■ DATA TO PROCESS:
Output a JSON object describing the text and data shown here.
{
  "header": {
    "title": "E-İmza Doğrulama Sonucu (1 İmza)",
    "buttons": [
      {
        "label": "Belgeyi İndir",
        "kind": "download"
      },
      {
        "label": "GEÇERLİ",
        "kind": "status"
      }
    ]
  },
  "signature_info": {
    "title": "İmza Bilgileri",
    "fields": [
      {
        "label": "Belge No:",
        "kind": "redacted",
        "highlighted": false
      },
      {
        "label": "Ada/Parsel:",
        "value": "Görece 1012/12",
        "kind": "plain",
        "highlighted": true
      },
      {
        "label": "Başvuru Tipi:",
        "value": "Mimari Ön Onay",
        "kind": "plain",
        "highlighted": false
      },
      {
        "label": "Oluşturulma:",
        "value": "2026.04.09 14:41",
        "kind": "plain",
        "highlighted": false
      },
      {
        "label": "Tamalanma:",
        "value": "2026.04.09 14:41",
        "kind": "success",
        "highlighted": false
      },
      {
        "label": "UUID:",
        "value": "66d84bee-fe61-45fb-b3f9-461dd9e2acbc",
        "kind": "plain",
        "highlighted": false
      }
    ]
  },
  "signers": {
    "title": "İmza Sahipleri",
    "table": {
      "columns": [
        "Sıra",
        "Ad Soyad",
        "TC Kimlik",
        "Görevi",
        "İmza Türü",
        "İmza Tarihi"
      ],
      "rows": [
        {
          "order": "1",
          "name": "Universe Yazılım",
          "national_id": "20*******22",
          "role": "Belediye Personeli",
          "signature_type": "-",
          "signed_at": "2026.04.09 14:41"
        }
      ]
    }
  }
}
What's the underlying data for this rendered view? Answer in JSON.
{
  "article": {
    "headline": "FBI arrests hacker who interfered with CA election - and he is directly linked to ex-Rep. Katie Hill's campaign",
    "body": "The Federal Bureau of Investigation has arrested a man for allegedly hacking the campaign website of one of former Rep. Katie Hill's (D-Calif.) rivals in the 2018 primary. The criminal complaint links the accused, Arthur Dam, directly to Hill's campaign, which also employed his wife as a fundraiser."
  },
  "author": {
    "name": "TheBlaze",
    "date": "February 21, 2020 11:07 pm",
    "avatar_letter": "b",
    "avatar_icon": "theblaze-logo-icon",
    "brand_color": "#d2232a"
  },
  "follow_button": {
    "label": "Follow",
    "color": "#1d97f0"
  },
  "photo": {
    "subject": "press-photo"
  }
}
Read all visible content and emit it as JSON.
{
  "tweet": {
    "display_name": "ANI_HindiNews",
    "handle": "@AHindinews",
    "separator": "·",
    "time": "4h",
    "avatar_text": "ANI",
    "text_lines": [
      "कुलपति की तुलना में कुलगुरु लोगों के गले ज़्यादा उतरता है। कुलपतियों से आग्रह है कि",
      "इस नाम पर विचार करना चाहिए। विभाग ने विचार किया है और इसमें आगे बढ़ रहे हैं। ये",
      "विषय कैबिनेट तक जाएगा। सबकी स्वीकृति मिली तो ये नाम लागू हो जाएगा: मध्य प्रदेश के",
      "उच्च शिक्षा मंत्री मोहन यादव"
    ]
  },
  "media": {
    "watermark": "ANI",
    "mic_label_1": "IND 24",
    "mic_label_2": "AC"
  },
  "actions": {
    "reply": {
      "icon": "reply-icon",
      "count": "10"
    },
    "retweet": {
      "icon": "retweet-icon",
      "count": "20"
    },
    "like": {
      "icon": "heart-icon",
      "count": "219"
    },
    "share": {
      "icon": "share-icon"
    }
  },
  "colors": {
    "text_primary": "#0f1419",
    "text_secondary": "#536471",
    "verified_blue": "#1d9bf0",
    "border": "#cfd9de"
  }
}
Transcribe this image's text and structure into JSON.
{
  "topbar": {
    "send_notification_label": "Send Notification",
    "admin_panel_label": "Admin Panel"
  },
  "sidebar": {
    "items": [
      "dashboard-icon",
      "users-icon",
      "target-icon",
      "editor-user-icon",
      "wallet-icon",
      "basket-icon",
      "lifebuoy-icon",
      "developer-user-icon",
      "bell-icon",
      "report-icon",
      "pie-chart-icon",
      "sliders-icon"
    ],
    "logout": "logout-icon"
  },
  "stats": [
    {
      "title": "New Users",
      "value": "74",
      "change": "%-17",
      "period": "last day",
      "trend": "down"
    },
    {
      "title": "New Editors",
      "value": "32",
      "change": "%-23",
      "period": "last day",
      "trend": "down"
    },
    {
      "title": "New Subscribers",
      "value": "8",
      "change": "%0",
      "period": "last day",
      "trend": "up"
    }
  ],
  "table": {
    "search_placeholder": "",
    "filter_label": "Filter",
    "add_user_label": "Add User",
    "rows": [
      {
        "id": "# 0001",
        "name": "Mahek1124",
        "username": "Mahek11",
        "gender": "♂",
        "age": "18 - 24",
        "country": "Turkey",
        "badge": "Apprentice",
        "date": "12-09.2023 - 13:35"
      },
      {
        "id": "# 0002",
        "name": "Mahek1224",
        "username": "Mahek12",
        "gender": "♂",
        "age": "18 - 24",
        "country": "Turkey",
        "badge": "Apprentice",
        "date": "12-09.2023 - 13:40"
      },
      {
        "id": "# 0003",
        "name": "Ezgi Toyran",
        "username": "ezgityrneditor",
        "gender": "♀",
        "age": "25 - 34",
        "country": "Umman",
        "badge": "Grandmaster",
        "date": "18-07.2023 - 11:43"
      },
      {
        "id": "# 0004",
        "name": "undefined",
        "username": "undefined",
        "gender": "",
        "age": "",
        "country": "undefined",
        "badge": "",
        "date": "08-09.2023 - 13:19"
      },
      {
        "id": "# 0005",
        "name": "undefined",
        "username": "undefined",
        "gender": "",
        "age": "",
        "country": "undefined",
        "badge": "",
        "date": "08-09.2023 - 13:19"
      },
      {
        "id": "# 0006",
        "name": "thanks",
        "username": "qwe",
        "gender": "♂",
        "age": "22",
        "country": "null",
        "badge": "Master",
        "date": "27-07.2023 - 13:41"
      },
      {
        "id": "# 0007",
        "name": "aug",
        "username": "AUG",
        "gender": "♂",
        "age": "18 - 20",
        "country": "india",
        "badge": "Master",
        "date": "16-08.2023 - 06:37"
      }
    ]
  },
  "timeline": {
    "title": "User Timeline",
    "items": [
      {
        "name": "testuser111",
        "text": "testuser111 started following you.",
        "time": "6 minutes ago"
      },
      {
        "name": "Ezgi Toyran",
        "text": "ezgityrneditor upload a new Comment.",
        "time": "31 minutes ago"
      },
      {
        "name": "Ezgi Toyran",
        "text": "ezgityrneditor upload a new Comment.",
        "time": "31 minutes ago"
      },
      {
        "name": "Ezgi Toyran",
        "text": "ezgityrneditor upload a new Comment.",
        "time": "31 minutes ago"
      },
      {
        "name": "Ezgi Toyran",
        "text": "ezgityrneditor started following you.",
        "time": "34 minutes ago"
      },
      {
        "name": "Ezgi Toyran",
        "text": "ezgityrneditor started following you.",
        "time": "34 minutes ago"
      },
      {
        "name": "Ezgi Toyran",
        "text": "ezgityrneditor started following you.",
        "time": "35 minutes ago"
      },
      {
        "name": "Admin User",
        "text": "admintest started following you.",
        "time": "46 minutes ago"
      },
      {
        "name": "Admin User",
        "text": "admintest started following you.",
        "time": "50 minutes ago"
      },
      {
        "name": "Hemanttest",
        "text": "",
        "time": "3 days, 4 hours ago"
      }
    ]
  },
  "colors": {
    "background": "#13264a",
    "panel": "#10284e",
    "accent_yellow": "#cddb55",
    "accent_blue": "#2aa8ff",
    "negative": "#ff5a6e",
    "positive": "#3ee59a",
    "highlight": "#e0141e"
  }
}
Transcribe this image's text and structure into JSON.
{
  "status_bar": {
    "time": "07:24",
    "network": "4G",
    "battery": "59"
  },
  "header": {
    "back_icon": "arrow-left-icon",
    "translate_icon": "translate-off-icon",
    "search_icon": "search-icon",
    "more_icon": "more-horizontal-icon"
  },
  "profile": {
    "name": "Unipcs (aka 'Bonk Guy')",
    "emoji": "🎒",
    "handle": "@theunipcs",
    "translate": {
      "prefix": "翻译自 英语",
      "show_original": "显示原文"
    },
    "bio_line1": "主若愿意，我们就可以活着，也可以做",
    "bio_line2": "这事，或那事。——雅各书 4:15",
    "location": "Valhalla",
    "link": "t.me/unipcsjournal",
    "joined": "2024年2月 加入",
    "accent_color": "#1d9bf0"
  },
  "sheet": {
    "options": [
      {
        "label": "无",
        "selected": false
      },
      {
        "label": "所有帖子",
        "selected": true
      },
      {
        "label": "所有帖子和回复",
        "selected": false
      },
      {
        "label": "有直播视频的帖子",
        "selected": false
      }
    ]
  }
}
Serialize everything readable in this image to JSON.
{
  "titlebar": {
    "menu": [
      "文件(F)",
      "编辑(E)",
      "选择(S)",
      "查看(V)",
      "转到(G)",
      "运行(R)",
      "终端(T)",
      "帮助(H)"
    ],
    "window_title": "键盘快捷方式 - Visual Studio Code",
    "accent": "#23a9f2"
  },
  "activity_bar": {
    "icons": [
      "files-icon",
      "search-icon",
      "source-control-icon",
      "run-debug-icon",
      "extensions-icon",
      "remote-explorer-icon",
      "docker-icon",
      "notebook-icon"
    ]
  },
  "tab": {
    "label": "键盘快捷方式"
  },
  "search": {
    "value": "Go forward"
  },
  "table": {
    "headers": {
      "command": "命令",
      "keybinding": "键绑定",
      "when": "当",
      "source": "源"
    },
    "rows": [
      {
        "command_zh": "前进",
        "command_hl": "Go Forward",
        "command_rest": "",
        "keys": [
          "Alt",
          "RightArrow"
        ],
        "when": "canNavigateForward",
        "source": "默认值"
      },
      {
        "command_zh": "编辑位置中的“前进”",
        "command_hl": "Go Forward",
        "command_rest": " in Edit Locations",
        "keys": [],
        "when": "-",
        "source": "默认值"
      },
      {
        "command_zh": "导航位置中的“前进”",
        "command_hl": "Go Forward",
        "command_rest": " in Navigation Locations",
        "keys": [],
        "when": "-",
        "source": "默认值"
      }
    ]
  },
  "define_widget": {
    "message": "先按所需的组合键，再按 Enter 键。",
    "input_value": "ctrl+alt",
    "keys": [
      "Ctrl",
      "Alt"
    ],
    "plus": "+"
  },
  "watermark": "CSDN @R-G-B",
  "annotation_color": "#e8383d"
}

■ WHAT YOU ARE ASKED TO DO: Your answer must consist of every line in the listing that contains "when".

■ PROBLEM SOLUTION:
      "when": "当",
        "when": "canNavigateForward",
        "when": "-",
        "when": "-",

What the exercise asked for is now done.